And for those of us who are husbands the responsibility and the commitment to our wives just increased a hundredfold. Again, like I said, this verse has been abused a lot, it’s caused a lot of pain due to misinterpretation, but the word “submit” is actually a beautiful word. We see Jesus, the Son of God, modeling submission for us as he lay down his life for the church and now calls us to live surrendered and mutually submissive lives to one another. Paul continues saying in verse 24,
“Now as the church submits to Christ, so also wives should submit to their husbands in everything” (Ephesians 5:24).
As the church submits to Christ, as we submit to God, and as we submit to every authority, it’s a God honoring privilege to be able to submit to one another, with the wife submitting under the husband as he leads in the home. Now of course, a man can abuse that, he can act as a bully or a dictator, but Jesus would tell us that we don’t want to lord over our wives. In fact, the Bible tells us in Luke chapter 22, of a time when a dispute arose among the disciples as to which of them was the greatest, you know, who was second-in-command. And Jesus said to them in verse 25,
"The kings of the Gentiles lord it over them; and those who exercise authority over them call themselves Benefactors. But you are not to be like that. Instead, the greatest among you should be like the youngest, and the one who rules like the one who serves” (Luke 22:24-27).

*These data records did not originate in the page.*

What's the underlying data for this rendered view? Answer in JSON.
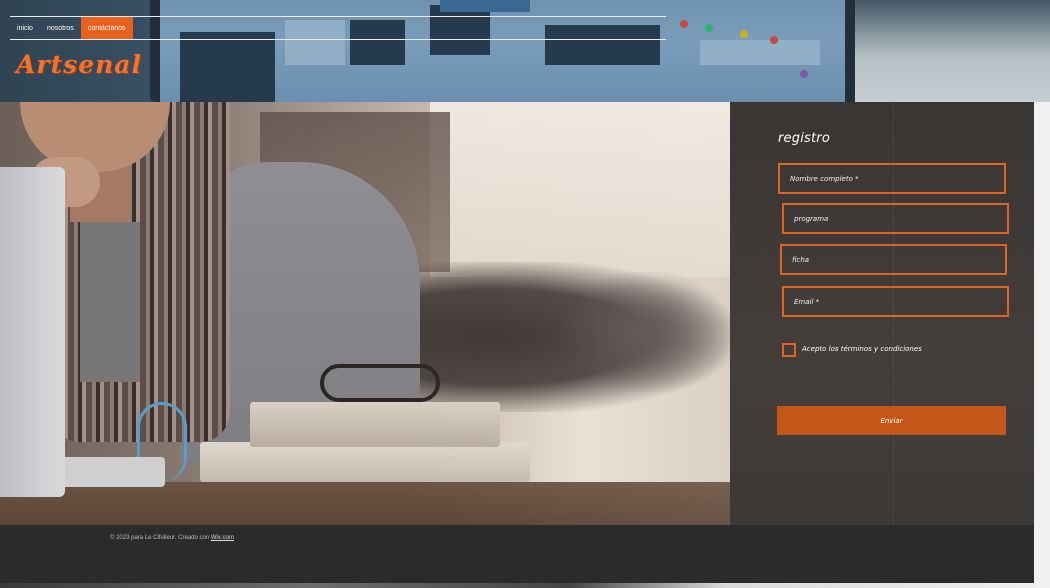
{
  "nav": {
    "items": [
      {
        "label": "inicio",
        "active": false
      },
      {
        "label": "nosotros",
        "active": false
      },
      {
        "label": "contáctanos",
        "active": true
      }
    ]
  },
  "brand": {
    "logo_text": "Artsenal",
    "accent_color": "#e8621d"
  },
  "form": {
    "title": "registro",
    "fields": [
      {
        "name": "nombre",
        "placeholder": "Nombre completo *"
      },
      {
        "name": "programa",
        "placeholder": "programa"
      },
      {
        "name": "ficha",
        "placeholder": "ficha"
      },
      {
        "name": "email",
        "placeholder": "Email *"
      }
    ],
    "terms_label": "Acepto los términos y condiciones",
    "submit_label": "Enviar",
    "border_color": "#e0631f",
    "button_color": "#c4561a"
  },
  "footer": {
    "text": "© 2023 para  Le Cifulleur. Creado con ",
    "link_text": "Wix.com"
  }
}
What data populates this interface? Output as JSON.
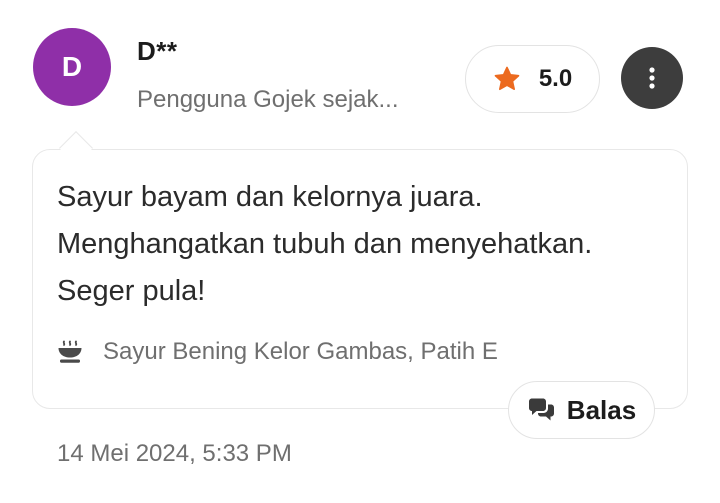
{
  "user": {
    "initial": "D",
    "name": "D**",
    "subtitle": "Pengguna Gojek sejak...",
    "avatar_color": "#8f2fa8"
  },
  "rating": {
    "value": "5.0",
    "icon": "star-icon",
    "star_color": "#ec6a1f"
  },
  "more_menu": {
    "icon": "more-vertical-icon",
    "background": "#3d3d3d"
  },
  "review": {
    "text": "Sayur bayam dan kelornya juara. Menghangatkan tubuh dan menyehatkan. Seger pula!",
    "dish_icon": "bowl-icon",
    "dish_name": "Sayur Bening Kelor Gambas, Patih E"
  },
  "reply_button": {
    "label": "Balas",
    "icon": "chat-bubbles-icon"
  },
  "timestamp": "14 Mei 2024, 5:33 PM"
}
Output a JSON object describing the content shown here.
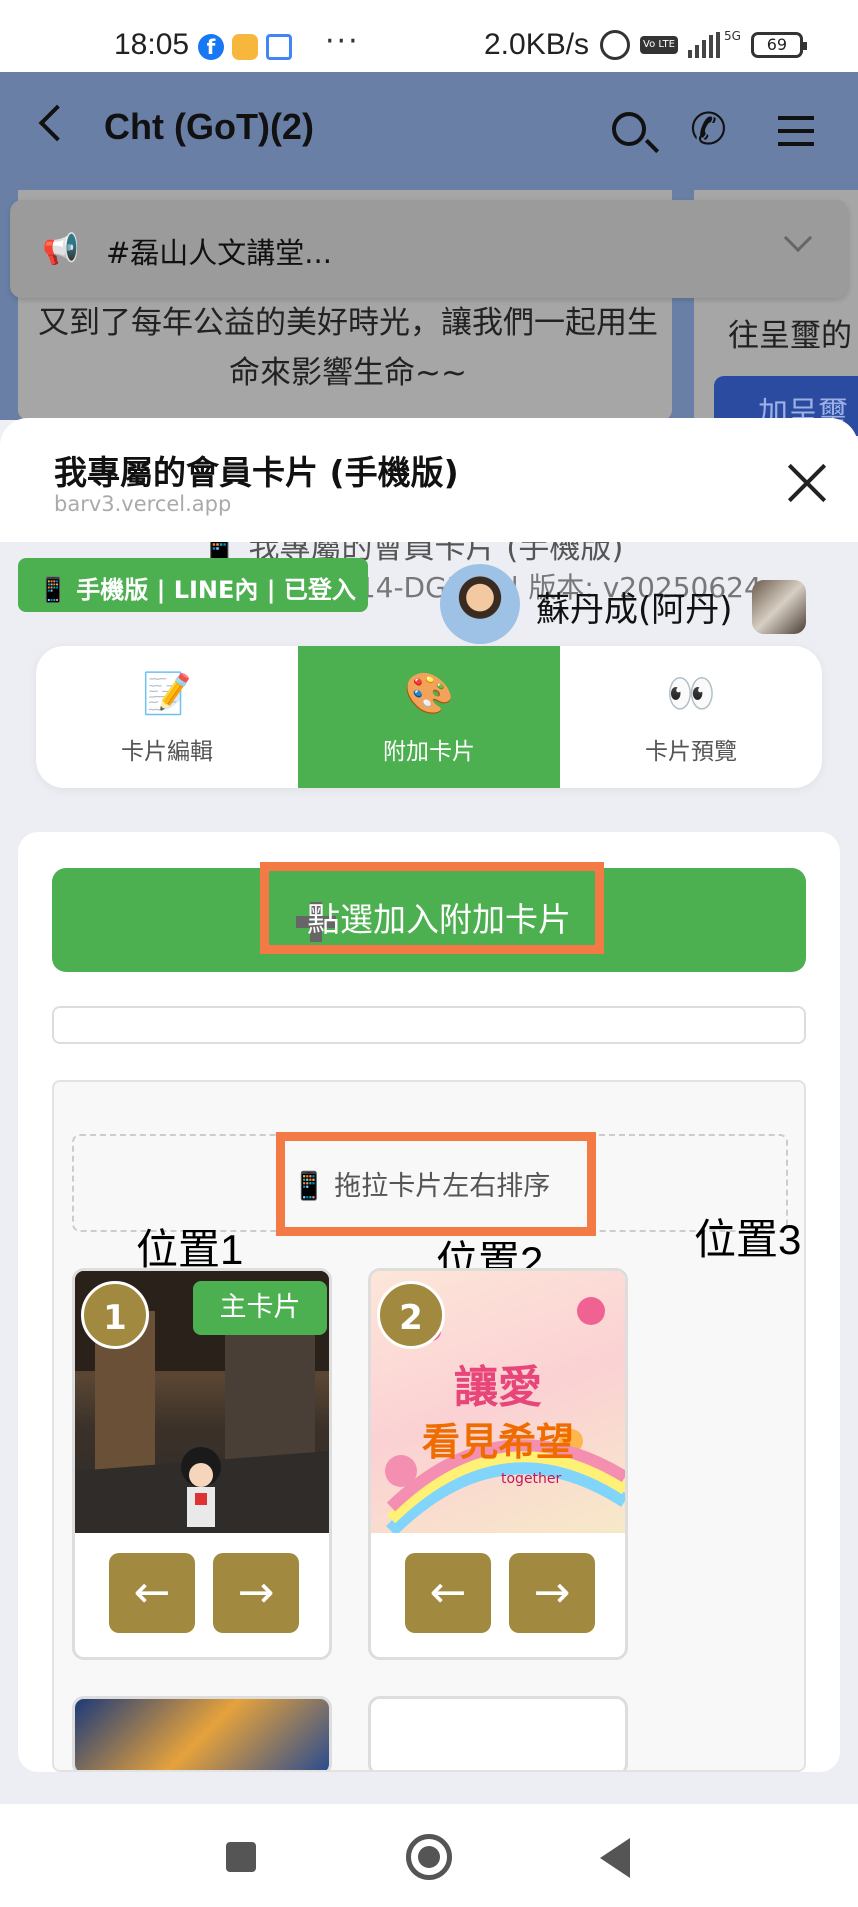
{
  "status_bar": {
    "time": "18:05",
    "speed": "2.0KB/s",
    "network": "5G",
    "battery": "69",
    "volte": "Vo LTE",
    "fb_letter": "f",
    "dots": "···"
  },
  "chat": {
    "title": "Cht (GoT)(2)",
    "announcement": "#磊山人文講堂...",
    "bubble_text": "又到了每年公益的美好時光，讓我們一起用生命來影響生命~~",
    "right_bubble_text": "往呈璽的",
    "right_bubble_button": "加呈璽"
  },
  "sheet": {
    "title": "我專屬的會員卡片 (手機版)",
    "url": "barv3.vercel.app"
  },
  "page": {
    "title": "📱 我專屬的會員卡片 (手機版)",
    "subtitle": "914-DGI  Nk | 版本: v20250624",
    "login_badge": "📱 手機版 | LINE內 | 已登入",
    "user_name": "蘇丹成(阿丹)"
  },
  "tabs": [
    {
      "icon": "📝",
      "label": "卡片編輯"
    },
    {
      "icon": "🎨",
      "label": "附加卡片"
    },
    {
      "icon": "👀",
      "label": "卡片預覽"
    }
  ],
  "add_button_label": "點選加入附加卡片",
  "drag_hint": "📱 拖拉卡片左右排序",
  "positions": [
    "位置1",
    "位置2",
    "位置3"
  ],
  "cards": [
    {
      "number": "1",
      "badge": "主卡片"
    },
    {
      "number": "2",
      "badge": ""
    }
  ],
  "card2_text": {
    "line1": "讓愛",
    "line2": "看見希望",
    "brand": "together"
  },
  "arrows": {
    "left": "←",
    "right": "→"
  },
  "colors": {
    "accent_green": "#4caf50",
    "gold": "#a18a3f",
    "annotation_orange": "#f47a45",
    "line_blue": "#2b4ba0"
  }
}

Jesus said, “You’re not to be like that, you’re not to lord over one another, but you’re to be like a child or the one who serves”. And so, as followers of Christ we’re to be submissive to one another, having the heart of Christ, our Servant Leader, who tells us in Ephesians chapter 5,

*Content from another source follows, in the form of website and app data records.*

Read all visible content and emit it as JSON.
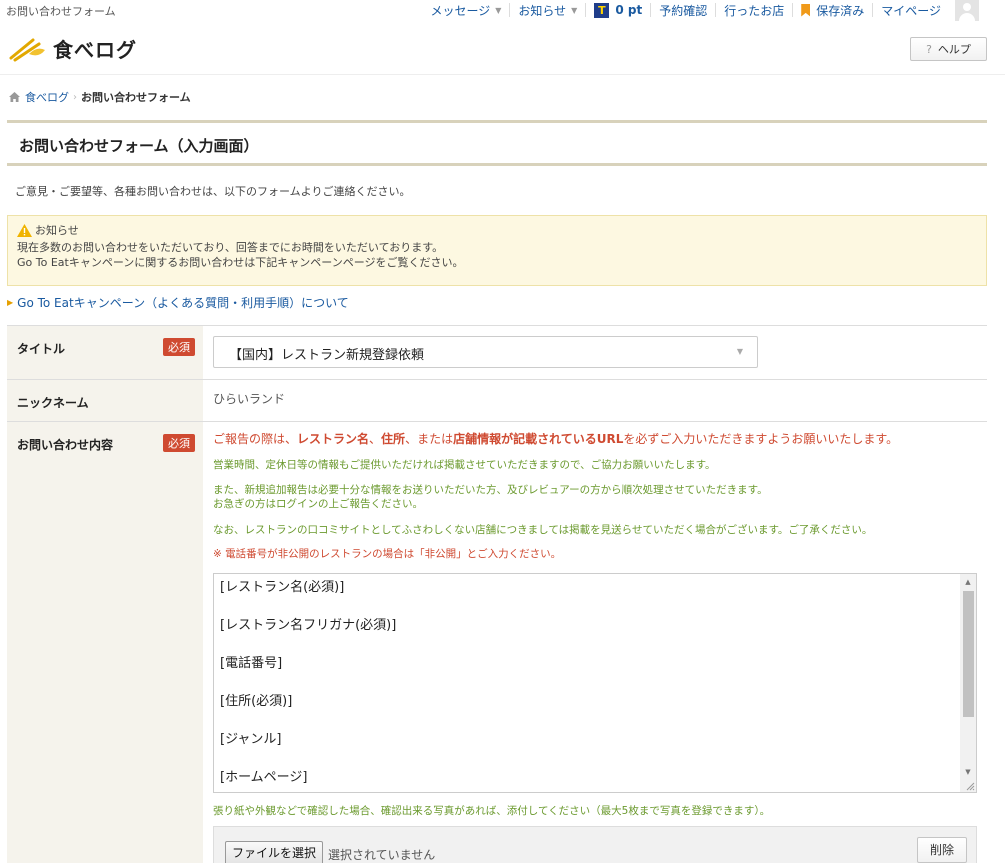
{
  "top_bar": {
    "site_label": "お問い合わせフォーム",
    "nav": {
      "messages": "メッセージ",
      "notices": "お知らせ",
      "points": "0 pt",
      "reservations": "予約確認",
      "visited": "行ったお店",
      "saved": "保存済み",
      "mypage": "マイページ"
    }
  },
  "header": {
    "logo": "食べログ",
    "help_label": "ヘルプ",
    "help_icon": "?"
  },
  "breadcrumb": {
    "home": "食べログ",
    "current": "お問い合わせフォーム"
  },
  "page_title": "お問い合わせフォーム（入力画面）",
  "intro": "ご意見・ご要望等、各種お問い合わせは、以下のフォームよりご連絡ください。",
  "notice": {
    "title": "お知らせ",
    "line1": "現在多数のお問い合わせをいただいており、回答までにお時間をいただいております。",
    "line2": "Go To Eatキャンペーンに関するお問い合わせは下記キャンペーンページをご覧ください。"
  },
  "campaign_link": "Go To Eatキャンペーン（よくある質問・利用手順）について",
  "form": {
    "required_badge": "必須",
    "title_label": "タイトル",
    "title_selected": "【国内】レストラン新規登録依頼",
    "nickname_label": "ニックネーム",
    "nickname_value": "ひらいランド",
    "inquiry_label": "お問い合わせ内容",
    "instructions": {
      "main_prefix": "ご報告の際は、",
      "main_bold1": "レストラン名",
      "main_sep1": "、",
      "main_bold2": "住所",
      "main_mid": "、または",
      "main_bold3": "店舗情報が記載されているURL",
      "main_suffix": "を必ずご入力いただきますようお願いいたします。",
      "green1": "営業時間、定休日等の情報もご提供いただければ掲載させていただきますので、ご協力お願いいたします。",
      "green2a": "また、新規追加報告は必要十分な情報をお送りいただいた方、及びレビュアーの方から順次処理させていただきます。",
      "green2b": "お急ぎの方はログインの上ご報告ください。",
      "green3": "なお、レストランの口コミサイトとしてふさわしくない店舗につきましては掲載を見送らせていただく場合がございます。ご了承ください。",
      "red_note": "※ 電話番号が非公開のレストランの場合は「非公開」とご入力ください。"
    },
    "textarea_lines": [
      "[レストラン名(必須)]",
      "[レストラン名フリガナ(必須)]",
      "[電話番号]",
      "[住所(必須)]",
      "[ジャンル]",
      "[ホームページ]"
    ],
    "photo_note": "張り紙や外観などで確認した場合、確認出来る写真があれば、添付してください（最大5枚まで写真を登録できます）。",
    "file_button": "ファイルを選択",
    "file_status": "選択されていません",
    "delete_button": "削除"
  },
  "colors": {
    "required": "#cf4a31",
    "green_text": "#6b9a2e",
    "link": "#1a5aa0",
    "title_rule": "#d8d2bb",
    "notice_bg": "#fdf8e1"
  }
}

“Husbands, love your wives, just as Christ loved the church and gave himself up for her” (Ephesians 5:25).
We’ve been called to lay down our lives for our wives. Therefore, our leadership in the home should reflect Christ and as servants of Christ we must have grace for one another, we need to have grace for one another, because the husband’s not always going to get it right, the wife may disagree, and he may make a decision that’s just plain wrong, but the family still falls under his leadership on decisions. He’s responsible, he’s accountable, and the wife honors God as she allows her husband to lead. But you know, I feel this is important to say, because leading doesn’t mean that you make all the decisions.
You see, leadership is where you set the tone and the direction, but it’s not a dictatorship. And so, it’s like when I’m leading the church I don’t make all the decisions, but I have people of whom I seek counsel, people who I bounce ideas off, and people whom I trust to make decisions. However, I do cast the vision for the church, I do set the tone for how we do things, and maybe you’ve noticed, but a lot of what we do comes from you in our catalyst meetings.

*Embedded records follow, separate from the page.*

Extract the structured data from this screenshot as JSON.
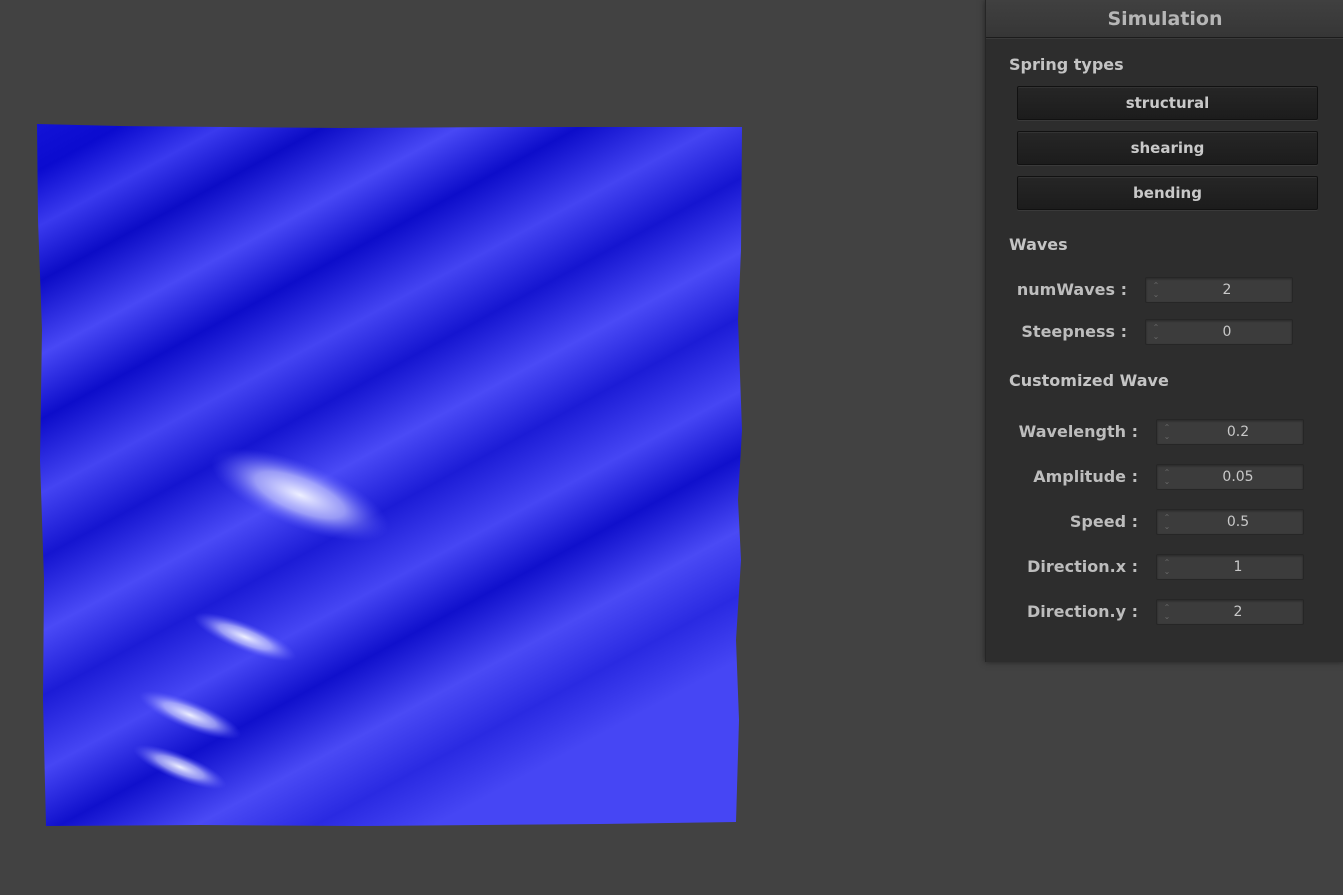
{
  "panel": {
    "title": "Simulation",
    "spring_section": "Spring types",
    "spring_buttons": [
      "structural",
      "shearing",
      "bending"
    ],
    "waves_section": "Waves",
    "waves_fields": [
      {
        "label": "numWaves :",
        "value": "2"
      },
      {
        "label": "Steepness :",
        "value": "0"
      }
    ],
    "custom_section": "Customized Wave",
    "custom_fields": [
      {
        "label": "Wavelength :",
        "value": "0.2"
      },
      {
        "label": "Amplitude :",
        "value": "0.05"
      },
      {
        "label": "Speed :",
        "value": "0.5"
      },
      {
        "label": "Direction.x :",
        "value": "1"
      },
      {
        "label": "Direction.y :",
        "value": "2"
      }
    ]
  },
  "colors": {
    "background": "#424242",
    "cloth": "#3d3df0",
    "cloth_dark": "#0a0ac8",
    "highlight": "#e8eaff"
  }
}
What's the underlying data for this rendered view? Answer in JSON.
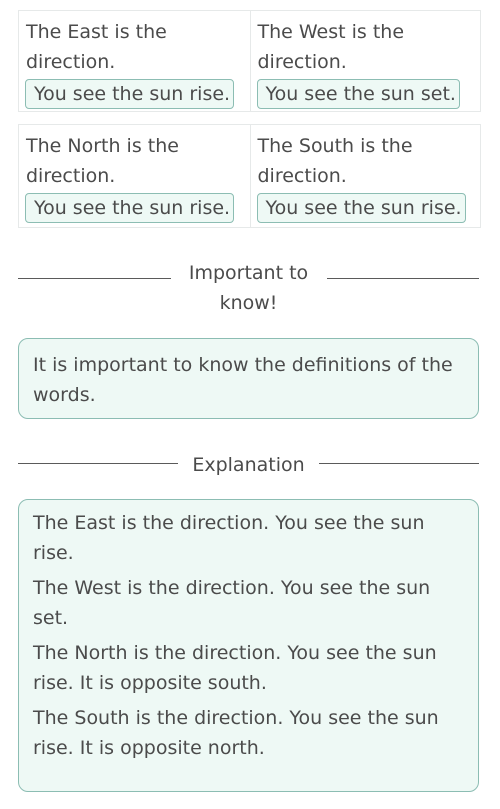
{
  "matching": [
    {
      "left": {
        "text": "The East is the direction.",
        "answer": "You see the sun rise."
      },
      "right": {
        "text": "The West is the direction.",
        "answer": "You see the sun set."
      }
    },
    {
      "left": {
        "text": "The North is the direction.",
        "answer": "You see the sun rise."
      },
      "right": {
        "text": "The South is the direction.",
        "answer": "You see the sun rise."
      }
    }
  ],
  "important": {
    "heading": "Important to know!",
    "text": "It is important to know the definitions of the words."
  },
  "explanation": {
    "heading": "Explanation",
    "paragraphs": [
      "The East is the direction. You see the sun rise.",
      "The West is the direction. You see the sun set.",
      "The North is the direction. You see the sun rise. It is opposite south.",
      "The South is the direction. You see the sun rise. It is opposite north."
    ]
  },
  "colors": {
    "chip_bg": "#eef9f5",
    "chip_border": "#8cbdb3",
    "text": "#4b4b4b"
  }
}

In the same way, in our homes the husbands set the spiritual tone as they come along side of their wives who contribute all day long in massive and amazing ways. The husband is the point man; the husband is leading the family, the husband is on the frontline, and they’re the first to give their lives. They lead with honor, with dignity, and by serving first. That’s a united partnership, a husband and wife in a binding covenant, mutually submitting to one another out of reverence for Christ. That’s a beautiful picture of what God wants for our marriages, for our homes, and what God wants for you. As difficult as life can be sometimes, when we’re submitted to Christ, serving our families, and laying down our lives for one another, not only will our homes be transformed, but generations will be changed. As we come together in a covenant partnership we’ll be building a foundation for homes that will last, homes that will be God honoring, and that will influence generations.
Pastor John Talcott
Christ's Community Church
303 West Lincoln Avenue
Emmitsburg, MD 21727
September 17, 2017
Graphics, notes, and commentary from LifeChurch, Ministry Pass, Preaching Library, and PC Study Bible.
Scripture from the New International Version unless otherwise noted.